FRANCE: Concerning the RATP Strike

The following is an unofficial translation of an article from French revolutionary newspaper La Cause du Peuple titled “Sur la grève de la RATP.”

Translation by Kate LaBelle

Workers from the Régie autonome des transports Parisiens (RATP), the Parisian transportation network, were among the most combative during the December and January strike against pension reforms. Every day for over a month, thousands of them, even more during the biggest days, went on strike, losing their wages in order to defend our rights.

The movement within the RATP began well before December 5, when Parisian transportation workers began a massive but isolated strike, on September 13, 2019. Workers from the RATP, followed by those from the Confédération générale du travail (CGT), the Force ouvrière (FO), the Fédération syndicale unitaire, and Solidaires, various unions, called for a day of mobilization, and for a renewed general strike on December 5, to give themselves time and to avoid again being the only ones to go on strike.

Over several months, the most mobilized among the workers convinced their colleagues one by one to go on strike, even if most of them, especially among the younger workers, for whom it was the first strike, were very motivated and were only awaiting an attack from the bourgeoisie to respond.

On the day of action, almost all buses and metros went out of service, and the demonstrations united more than one million people. In the weeks that followed, the mobilization continued, and hundreds of people came every day to support the strikers and block the bus depots, something the RATP workers could not do without losing their jobs. The losses that the strike and blockages inflicted upon the bourgeoisie were estimated at 400 million euros for about a month and a half!

Obviously, this is not without sacrifice; dozens of strikers have gone before disciplinary committees, others are in progress, and even if the strike is over, the mobilized RATP workers have been present in large numbers during these assemblies to support their colleagues. But they don’t only risk internal repercussions: in front of the blocked depots, and principally in the suburbs, the police arrived to break up the blockades, often violently, and arrest the strikers and their supporters, of whom some will be tried soon. The police did not hesitate to fulfill their role as the bourgeoisie’s guard dog, by using all their arms on the demonstrators: batons, tear gas, grenades, flashballs…

Unfortunately, despite the heroism of the RATP workers, the strike has ended, due to a certain number of problems and errors in the mobilization. To begin, the proletariat was not united in this mobilization, and it fell into the classic error of division by sector, in which certain groups began to mobilize when others were exhausted: RATP workers, rail workers, sanitation workers… Some even throw in sectors of the Gilets Jaunes in this list. This division comes from the syndicalist tradition in France, which confines struggles to the economic terrain, and therefore separates the proletariat by the sector in which it works.
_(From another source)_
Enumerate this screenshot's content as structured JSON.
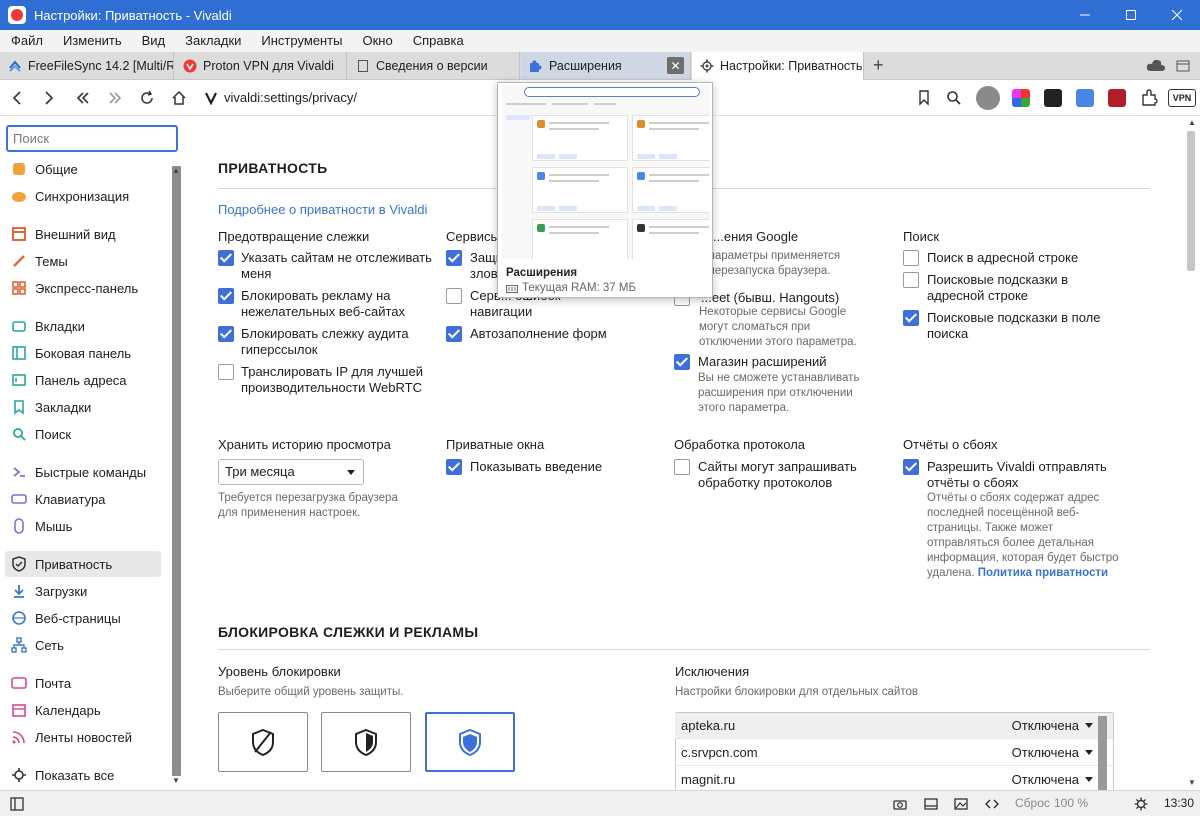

This suits the unions well, who also participated in the defeat of the movement by calling first for days of action spaced out one from another, which caused the decline of the mobilization in the usual pattern of strikes. Yet, the strikers were ready to engage in blockages and demonstrations, at times without waiting for the authorization from the central command, for example, during the strike of December 28, organized on a Saturday by the Yellow Vests at the base of the movement, who refused to wait more than three weeks between the day of mobilization (December 17) and the next, being January 9.

Later in the movement, while many strikers began to tire, and when the rank and file was preparing for a day of mobilization on January 15, the union directives imposed two others: the 14th and 16th of January, even though it was already too late to notify people of the strike! This demonstrates well the degree of disconnection between the centralized unions and the workers whom they are supposed to represent!

Finally, the strike is not enough: numerous workers, especially in the private sector, could not strike because they risk being fired, or to not be able to find work at the end of their contracts. Moreover, many people do not have any work, and can therefore not stop working. Those who cannot strike can still support the mobilization by participating in actions or by giving donations, but this is not enough! We cannot permit ourselves to stay in a supportive position, we cannot permit ourselves to struggle for the retraction of this or that reform while the masses are still the most oppressed by the bourgeoisie! We must go further, the pension reform is inscribed in a capitalist system that we must slaughter with revolution!